I take great strength from the natural world. Growing up in Arizona has given me an appreciation for places wild, rugged, and what might seem to some, uninhabitable. I look upon a ponderosa pine forest, the Sonoran Desert, a mountain range, or a big lake like Superior and feel at peace with myself. I love living in a city like Saint Paul, but I feel an equal love for places without brick, mortar, concrete, and plastic. I respect the natural world and feel compelled to treat it with the utmost care and respect. It truly is my sanctuary.

I do this all without a god or belief in god-like energy. For me, it’s completely unnecessary. I have no need in my life for a heaven, hell, or for that matter, any form of afterlife. If this is all we get, this is all we get and my actions are based on what I think is right and not any reward at the end of my life.

I have family and friends here in this room today. As well as offering their love and support, they keep me humble and honest. I make mistakes – plenty of mistakes. I can be selfish, vain, and petty. My kids will be the first to tell you that I am capable of losing my temper over silly things. I forget everything I believe in and go off and embarrass myself by doing something completely stupid. I am not perfect, but then none of us are.

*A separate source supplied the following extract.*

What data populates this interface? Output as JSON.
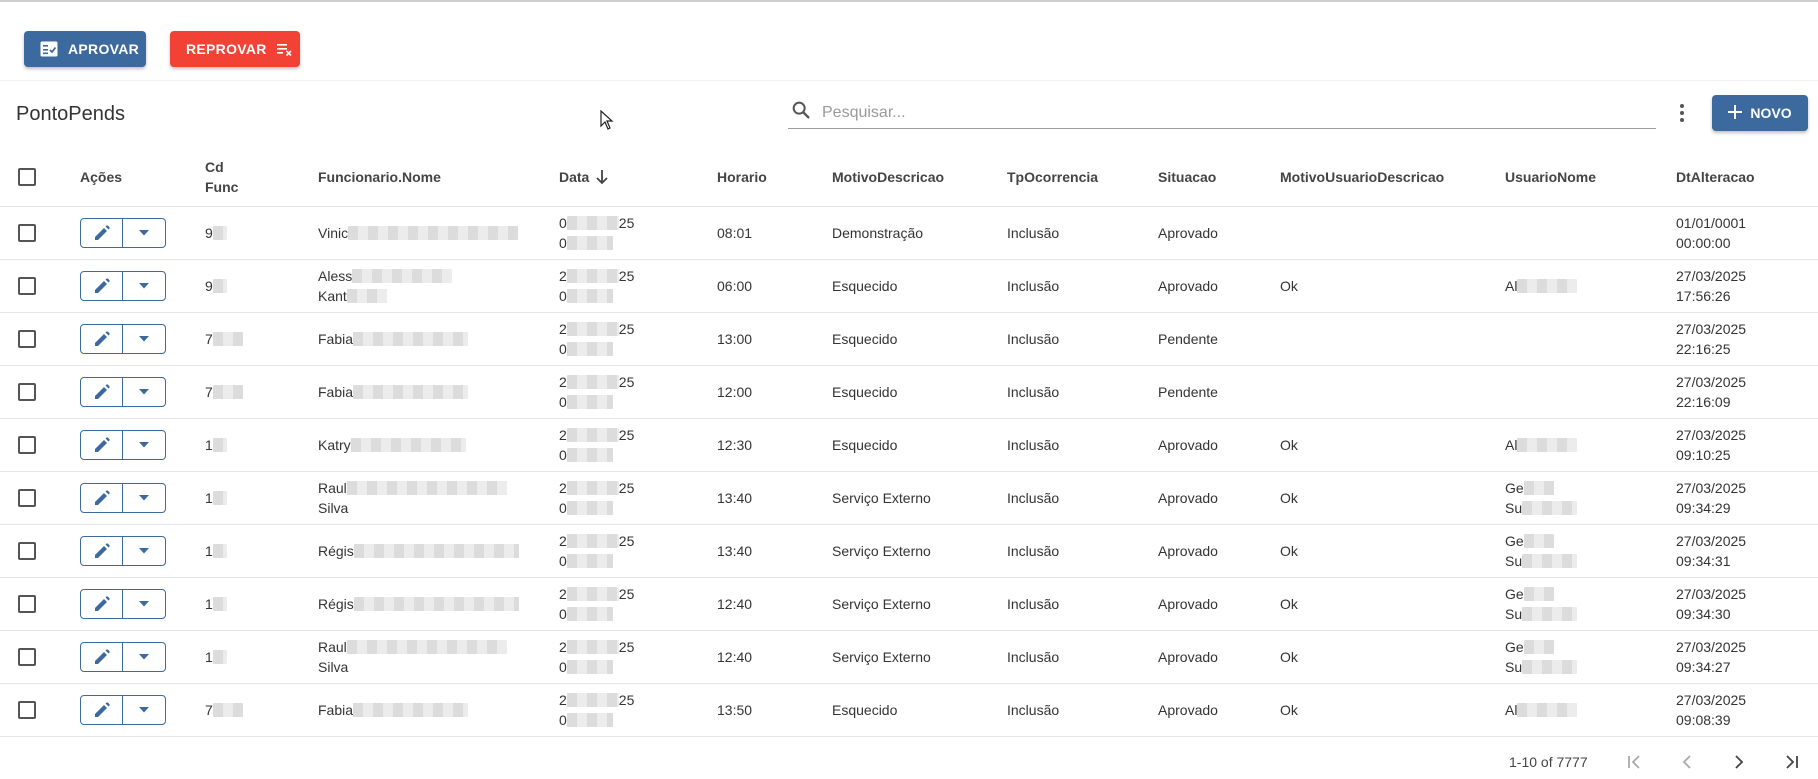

Which leads me to another of my beliefs – and perhaps the most important of them all. I believe in forgiveness. I believe that as humans we have strengths and we have weaknesses. We set lofty goals and at times we fall short of them. In my perfect world, the words “I forgive you” would be heard nearly as often as “I love you.”

There are, of course, other elements to my beliefs — integrity, compassion, honesty, responsibility — but in the end they all work themselves back to kindness, respect, and forgiveness.

Isn’t that enough?